This past Thursday the lecture was: “Unraveling the Mystery of Avian Navigation: New research indicates that birds are listening to the landscape to find their way.” By Jon Hagstrum, Research Geophysicist. It’s basically this scientists research about “infrasound” and how pigeons may use it to navigate. There have been many theories over the years about how birds find their way “home” particularly pigeons, and none of them have really stood up to scientific testing. There is a little bit of physics involved in this lecture, but not too much, and these videos are really aimed at the general public viewing audience. I found it to be a really interesting topic, and if you are in to birds or navigation you should check it out.

Other USGS links:

Friday, March 18, 2011

Happy Super Moon Vernal Equinox!

(Not a perigee moon but big nonetheless. Full Moon Set over Oakland, CA, March 21, 2008. Photo by Rebecca Bond.)

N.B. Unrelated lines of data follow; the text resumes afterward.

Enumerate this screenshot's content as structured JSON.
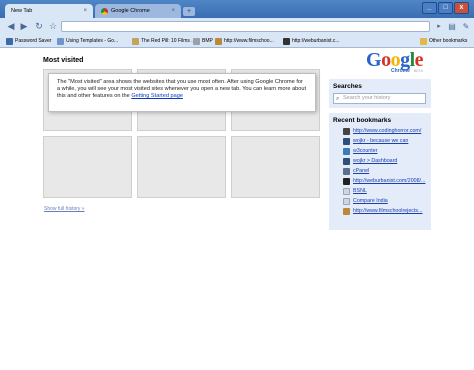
{
  "tabs": [
    {
      "label": "New Tab",
      "active": true
    },
    {
      "label": "Google Chrome",
      "active": false
    }
  ],
  "new_tab_button": "+",
  "window_controls": {
    "minimize": "_",
    "maximize": "□",
    "close": "x"
  },
  "omnibox": {
    "value": ""
  },
  "bookmarks_bar": {
    "items": [
      {
        "label": "Password Saver",
        "icon": "bookmark-icon",
        "color": "#3b6aa8"
      },
      {
        "label": "Using Templates - Go...",
        "icon": "page-icon",
        "color": "#6f95c9"
      },
      {
        "label": "The Red Pill: 10 Films ...",
        "icon": "page-icon",
        "color": "#c4a45a"
      },
      {
        "label": "BMP",
        "icon": "page-icon",
        "color": "#9aa1a8"
      },
      {
        "label": "http://www.filmschoo...",
        "icon": "page-icon",
        "color": "#b88a3a"
      },
      {
        "label": "http://weburbanist.c...",
        "icon": "page-icon",
        "color": "#333333"
      }
    ],
    "other_bookmarks": "Other bookmarks"
  },
  "main": {
    "most_visited_title": "Most visited",
    "info_text_1": "The \"Most visited\" area shows the websites that you use most often. After using Google Chrome for a while, you will see your most visited sites whenever you open a new tab. You can learn more about this and other features on the ",
    "info_link": "Getting Started page",
    "show_full_history": "Show full history »"
  },
  "logo": {
    "brand": "Google",
    "product": "Chrome",
    "badge": "BETA"
  },
  "sidebar": {
    "searches_title": "Searches",
    "search_placeholder": "Search your history",
    "recent_bookmarks_title": "Recent bookmarks",
    "recent_bookmarks": [
      {
        "label": "http://www.codinghorror.com/",
        "icon": "bookmark-icon",
        "color": "#444444"
      },
      {
        "label": "wojkr - because we can",
        "icon": "bookmark-icon",
        "color": "#2d4f7a"
      },
      {
        "label": "w3counter",
        "icon": "bookmark-icon",
        "color": "#3d7ab8"
      },
      {
        "label": "wojkr > Dashboard",
        "icon": "bookmark-icon",
        "color": "#2d4f7a"
      },
      {
        "label": "cPanel",
        "icon": "bookmark-icon",
        "color": "#5b6f8f"
      },
      {
        "label": "http://weburbanist.com/2008/...",
        "icon": "bookmark-icon",
        "color": "#222222"
      },
      {
        "label": "BSNL",
        "icon": "page-icon",
        "color": "#cfd6df"
      },
      {
        "label": "Compare India",
        "icon": "page-icon",
        "color": "#cfd6df"
      },
      {
        "label": "http://www.filmschoolrejects...",
        "icon": "bookmark-icon",
        "color": "#b88a3a"
      }
    ]
  }
}
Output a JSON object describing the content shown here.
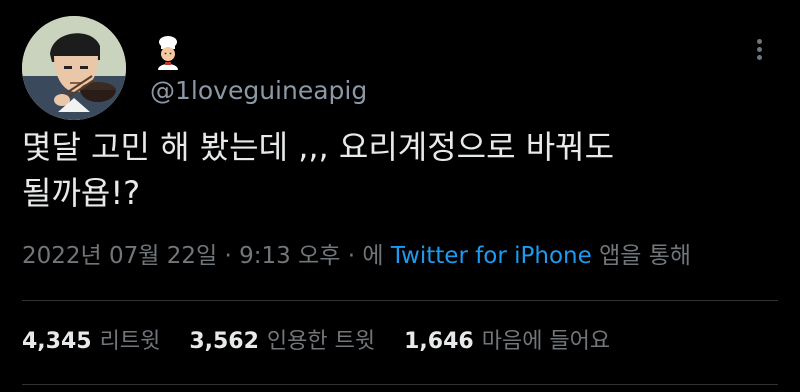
{
  "tweet": {
    "display_name_icon": "cook-emoji",
    "handle": "@1loveguineapig",
    "text": "몇달 고민 해 봤는데 ,,, 요리계정으로 바꿔도\n될까욥!?",
    "meta": {
      "date": "2022년 07월 22일",
      "sep1": " · ",
      "time": "9:13 오후",
      "sep2": " · ",
      "via_prefix": "에 ",
      "source": "Twitter for iPhone",
      "via_suffix": " 앱을 통해"
    },
    "stats": {
      "retweets": {
        "count": "4,345",
        "label": "리트윗"
      },
      "quotes": {
        "count": "3,562",
        "label": "인용한 트윗"
      },
      "likes": {
        "count": "1,646",
        "label": "마음에 들어요"
      }
    }
  },
  "colors": {
    "background": "#000000",
    "text": "#e7e9ea",
    "muted": "#71767b",
    "link": "#1d9bf0"
  }
}
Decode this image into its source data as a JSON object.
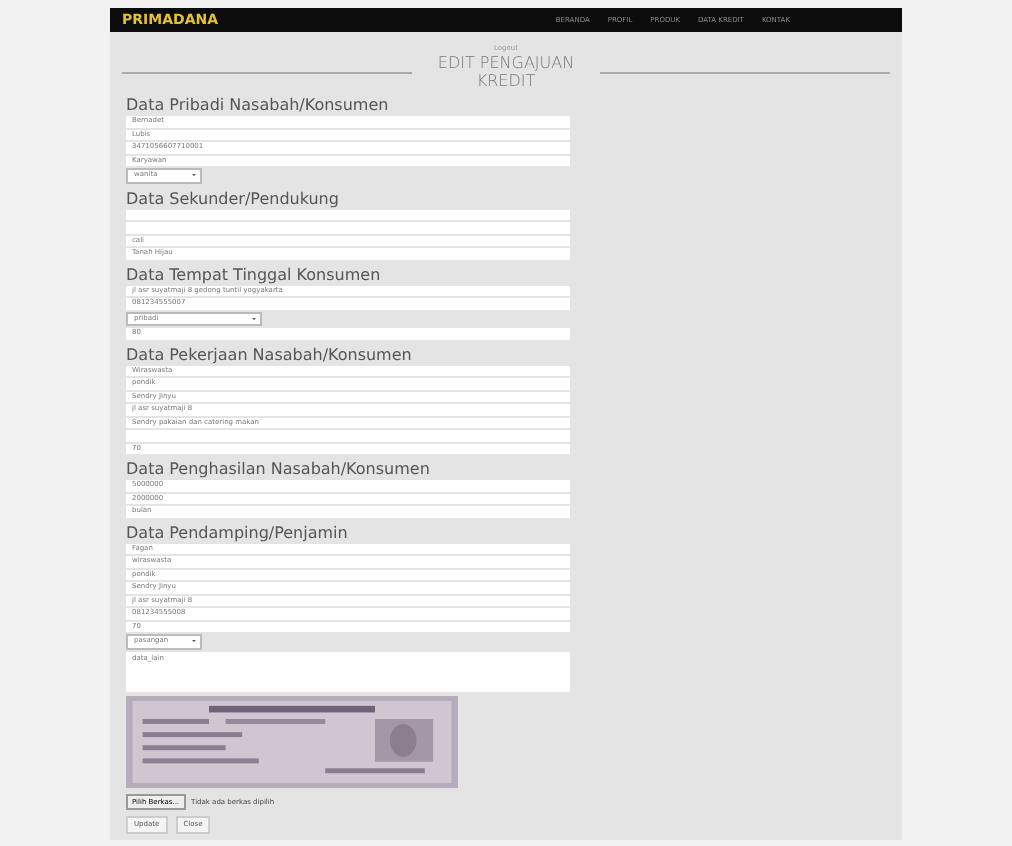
{
  "navbar": {
    "brand": "PRIMADANA",
    "items": [
      {
        "label": "BERANDA",
        "selected": false
      },
      {
        "label": "PROFIL",
        "selected": false
      },
      {
        "label": "PRODUK",
        "selected": false
      },
      {
        "label": "DATA KREDIT",
        "selected": false
      },
      {
        "label": "KONTAK",
        "selected": false
      }
    ]
  },
  "logout": "Logout",
  "title": "EDIT PENGAJUAN KREDIT",
  "sections": [
    {
      "heading": "Data Pribadi Nasabah/Konsumen",
      "fields": [
        {
          "kind": "text",
          "value": "Bernadet"
        },
        {
          "kind": "text",
          "value": "Lubis"
        },
        {
          "kind": "text",
          "value": "3471056607710001"
        },
        {
          "kind": "text",
          "value": "Karyawan"
        },
        {
          "kind": "select",
          "value": "wanita"
        }
      ]
    },
    {
      "heading": "Data Sekunder/Pendukung",
      "fields": [
        {
          "kind": "text"
        },
        {
          "kind": "text"
        },
        {
          "kind": "text",
          "value": "cali"
        },
        {
          "kind": "text",
          "value": "Tanah Hijau"
        }
      ]
    },
    {
      "heading": "Data Tempat Tinggal Konsumen",
      "fields": [
        {
          "kind": "text",
          "value": "jl asr suyatmaji 8 gedong tuntil yogyakarta"
        },
        {
          "kind": "text",
          "value": "081234555007"
        },
        {
          "kind": "wideselect",
          "value": "pribadi"
        },
        {
          "kind": "text",
          "value": "80"
        }
      ]
    },
    {
      "heading": "Data Pekerjaan Nasabah/Konsumen",
      "fields": [
        {
          "kind": "text",
          "value": "Wiraswasta"
        },
        {
          "kind": "text",
          "value": "pondik"
        },
        {
          "kind": "text",
          "value": "Sendry Jinyu"
        },
        {
          "kind": "text",
          "value": "jl asr suyatmaji 8"
        },
        {
          "kind": "text",
          "value": "Sendry pakaian dan catering makan"
        },
        {
          "kind": "text"
        },
        {
          "kind": "text",
          "value": "70"
        }
      ]
    },
    {
      "heading": "Data Penghasilan Nasabah/Konsumen",
      "fields": [
        {
          "kind": "text",
          "value": "5000000"
        },
        {
          "kind": "text",
          "value": "2000000"
        },
        {
          "kind": "text",
          "value": "bulan"
        }
      ]
    },
    {
      "heading": "Data Pendamping/Penjamin",
      "fields": [
        {
          "kind": "text",
          "value": "Fagan"
        },
        {
          "kind": "text",
          "value": "wiraswasta"
        },
        {
          "kind": "text",
          "value": "pondik"
        },
        {
          "kind": "text",
          "value": "Sendry Jinyu"
        },
        {
          "kind": "text",
          "value": "jl asr suyatmaji 8"
        },
        {
          "kind": "text",
          "value": "081234555008"
        },
        {
          "kind": "text",
          "value": "70"
        },
        {
          "kind": "select",
          "value": "pasangan"
        },
        {
          "kind": "textarea",
          "value": "data_lain"
        }
      ]
    }
  ],
  "attachment": {
    "kind": "picture"
  },
  "file_input": {
    "button": "Pilih Berkas...",
    "status": "Tidak ada berkas dipilih"
  },
  "buttons": [
    "Update",
    "Close"
  ]
}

Tomorrow, March 19, 2011, we will not only have a full moon, but the moon’s orbit of the earth will be at Perigee (<—click for NASA explanation webpage)—meaning the closest distance of the moon to the earth in the moon’s orbit. Full moon perigee this close to the earth only happens approximately every 18 years. If you are lucky enough to have clear skies tomorrow evening, be sure to get out your camera and be ready to shoot as the moon shows up over the horizon. It should look super huge! Well actually 14% bigger and 30% brighter according to NASA. But, once it's up in the sky it may not look that much different than a regular full moon except brighter, and unfortunately, we are predicted to have rain all weekend long in most of California, so no go for me.

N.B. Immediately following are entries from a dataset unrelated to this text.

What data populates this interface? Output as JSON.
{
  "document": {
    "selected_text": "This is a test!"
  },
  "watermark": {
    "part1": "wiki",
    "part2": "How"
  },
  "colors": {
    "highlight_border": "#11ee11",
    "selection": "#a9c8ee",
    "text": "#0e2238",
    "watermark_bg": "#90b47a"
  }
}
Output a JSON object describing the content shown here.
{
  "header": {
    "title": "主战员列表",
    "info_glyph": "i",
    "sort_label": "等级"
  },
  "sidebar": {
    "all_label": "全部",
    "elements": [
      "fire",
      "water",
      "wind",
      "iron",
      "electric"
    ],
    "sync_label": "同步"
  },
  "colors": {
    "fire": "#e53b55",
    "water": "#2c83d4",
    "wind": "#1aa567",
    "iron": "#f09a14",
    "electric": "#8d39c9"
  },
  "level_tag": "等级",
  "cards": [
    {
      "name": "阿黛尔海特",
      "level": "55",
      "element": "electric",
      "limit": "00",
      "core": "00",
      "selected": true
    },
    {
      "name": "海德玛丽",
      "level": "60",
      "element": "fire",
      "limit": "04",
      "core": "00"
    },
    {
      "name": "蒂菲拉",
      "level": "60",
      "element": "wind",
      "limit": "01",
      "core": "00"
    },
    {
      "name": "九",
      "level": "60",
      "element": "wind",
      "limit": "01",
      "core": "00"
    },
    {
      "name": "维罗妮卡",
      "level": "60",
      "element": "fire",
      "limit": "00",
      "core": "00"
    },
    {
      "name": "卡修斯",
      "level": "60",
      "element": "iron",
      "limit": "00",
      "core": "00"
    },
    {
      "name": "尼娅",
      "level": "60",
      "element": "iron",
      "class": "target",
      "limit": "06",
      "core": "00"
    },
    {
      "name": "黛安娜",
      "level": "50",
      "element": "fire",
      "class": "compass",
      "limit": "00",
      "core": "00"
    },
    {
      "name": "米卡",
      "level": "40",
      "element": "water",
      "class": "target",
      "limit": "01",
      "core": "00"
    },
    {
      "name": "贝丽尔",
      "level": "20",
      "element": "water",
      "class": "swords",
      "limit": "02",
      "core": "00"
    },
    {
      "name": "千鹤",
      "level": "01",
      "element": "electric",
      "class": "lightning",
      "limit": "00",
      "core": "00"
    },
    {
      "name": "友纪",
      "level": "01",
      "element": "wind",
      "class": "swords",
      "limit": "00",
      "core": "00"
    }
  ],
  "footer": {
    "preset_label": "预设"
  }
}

But wait, there’s more! Astronomical events that is... The Vernal, or Spring, Equinox is on Sunday, March 20, 2011, meaning the sun will be directly above the equator and daylight will be about 12 hours. A better explanation can be found at

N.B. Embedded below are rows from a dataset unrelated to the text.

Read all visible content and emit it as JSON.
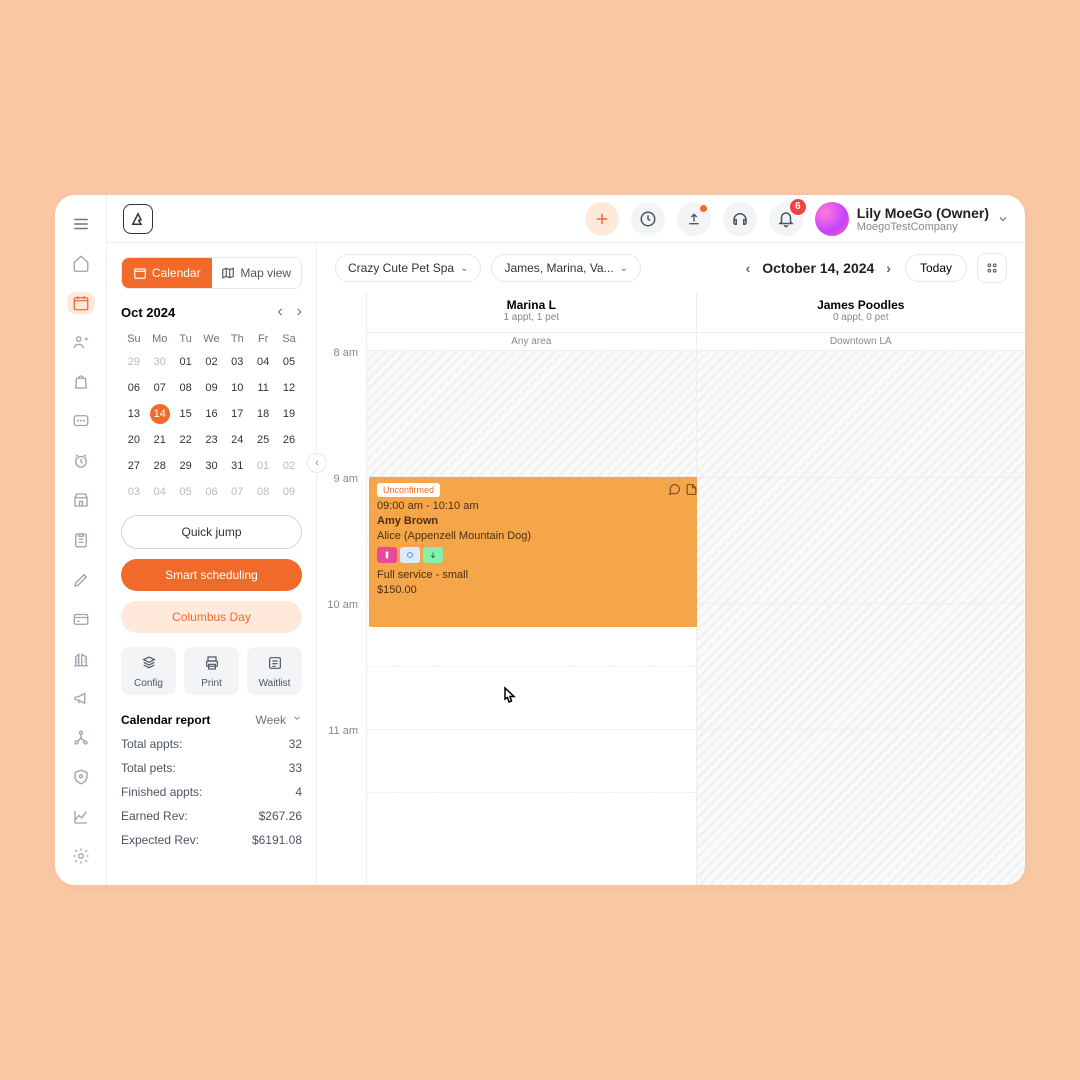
{
  "user": {
    "name": "Lily MoeGo (Owner)",
    "company": "MoegoTestCompany"
  },
  "notifications": {
    "count": "6"
  },
  "seg": {
    "calendar": "Calendar",
    "map": "Map view"
  },
  "mini": {
    "label": "Oct 2024",
    "dow": [
      "Su",
      "Mo",
      "Tu",
      "We",
      "Th",
      "Fr",
      "Sa"
    ],
    "weeks": [
      [
        {
          "d": "29",
          "m": 1
        },
        {
          "d": "30",
          "m": 1
        },
        {
          "d": "01"
        },
        {
          "d": "02"
        },
        {
          "d": "03"
        },
        {
          "d": "04"
        },
        {
          "d": "05"
        }
      ],
      [
        {
          "d": "06"
        },
        {
          "d": "07"
        },
        {
          "d": "08"
        },
        {
          "d": "09"
        },
        {
          "d": "10"
        },
        {
          "d": "11"
        },
        {
          "d": "12"
        }
      ],
      [
        {
          "d": "13"
        },
        {
          "d": "14",
          "sel": 1
        },
        {
          "d": "15"
        },
        {
          "d": "16"
        },
        {
          "d": "17"
        },
        {
          "d": "18"
        },
        {
          "d": "19"
        }
      ],
      [
        {
          "d": "20"
        },
        {
          "d": "21"
        },
        {
          "d": "22"
        },
        {
          "d": "23"
        },
        {
          "d": "24"
        },
        {
          "d": "25"
        },
        {
          "d": "26"
        }
      ],
      [
        {
          "d": "27"
        },
        {
          "d": "28"
        },
        {
          "d": "29"
        },
        {
          "d": "30"
        },
        {
          "d": "31"
        },
        {
          "d": "01",
          "m": 1
        },
        {
          "d": "02",
          "m": 1
        }
      ],
      [
        {
          "d": "03",
          "m": 1
        },
        {
          "d": "04",
          "m": 1
        },
        {
          "d": "05",
          "m": 1
        },
        {
          "d": "06",
          "m": 1
        },
        {
          "d": "07",
          "m": 1
        },
        {
          "d": "08",
          "m": 1
        },
        {
          "d": "09",
          "m": 1
        }
      ]
    ]
  },
  "buttons": {
    "quick": "Quick jump",
    "smart": "Smart scheduling",
    "holiday": "Columbus Day"
  },
  "tools": {
    "config": "Config",
    "print": "Print",
    "wait": "Waitlist"
  },
  "report": {
    "title": "Calendar report",
    "period": "Week",
    "rows": [
      {
        "label": "Total appts:",
        "value": "32"
      },
      {
        "label": "Total pets:",
        "value": "33"
      },
      {
        "label": "Finished appts:",
        "value": "4"
      },
      {
        "label": "Earned Rev:",
        "value": "$267.26"
      },
      {
        "label": "Expected Rev:",
        "value": "$6191.08"
      }
    ]
  },
  "filters": {
    "location": "Crazy Cute Pet Spa",
    "staff": "James, Marina, Va..."
  },
  "date": {
    "label": "October 14, 2024",
    "today": "Today"
  },
  "staff": [
    {
      "name": "Marina L",
      "sub": "1 appt, 1 pet",
      "area": "Any area"
    },
    {
      "name": "James Poodles",
      "sub": "0 appt, 0 pet",
      "area": "Downtown LA"
    }
  ],
  "times": [
    "8 am",
    "9 am",
    "10 am",
    "11 am"
  ],
  "appt": {
    "status": "Unconfirmed",
    "time": "09:00 am - 10:10 am",
    "client": "Amy Brown",
    "pet": "Alice (Appenzell Mountain Dog)",
    "service": "Full service - small",
    "price": "$150.00"
  }
}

Here’s a youtube video from NASAScience explaining the “Super Full Moon”:

Sunday, December 12, 2010

Unique ecology classes at the community college level are being threatened with cancelation

This fall I discovered natural history courses offered through the Biology department at Merritt College in Oakland. In my last blog post, Lassen Volcanic National Park Field Trip, I wrote about my experience. If you are into hiking, camping, fishing, adventure travel etc., these classes are great opportunities to learn about the natural world around you.

Ever wonder what kind of wildflower that is blooming along the trail? Or what kind of bird that is you always see wading on the shore? These are excellent classes to take to answer your questions, and because they are offered through the community college system, they are open to anybody and are often offered nights and weekends. Unfortunately, these classes are on the chopping block. Enrollment needs to increase or they will be eliminated.

Also at risk of landing on the chopping block, Merritt College has an Environmental Science and Technology department. It offers certificates in:
  • Fundamentals of Environmental Management: Stewardship and Ranger/Naturalist
  • Greening the Urban Environment
  • Agroecology
I believe these programs are very unique at the community college level, and a great opportunity for students that can’t afford the exponentially exploding university fees to earn credit towards a degree in environmental studies.

This semester Merritt is offering the following courses:
  • Natural History of Maritime Provinces and Newfoundland (BIOL 48OZ)
  • Bird Songing: The Ecology of Bird Songs/ID By Ear (BIOL 80B)
  • Introduction to Sustainable Systems (ENVMT 2)
  • Introduction to Ranger/ Naturalist Outdoor Education (ENVMT 8)
  • Introduction to Urban Argo Ecology (ENVMT 35)
  • Special Projects in Ecological Planning, Implementation and Maintenance (ENVMT 50)
  • Sustainable Projects (ENVMT 501)
  • Environmental Photography & Photo Monitoring I (ENVMT 210A)
  • Environmental Geology (through the geology department) (GEOL 12)
For more information visit the following links: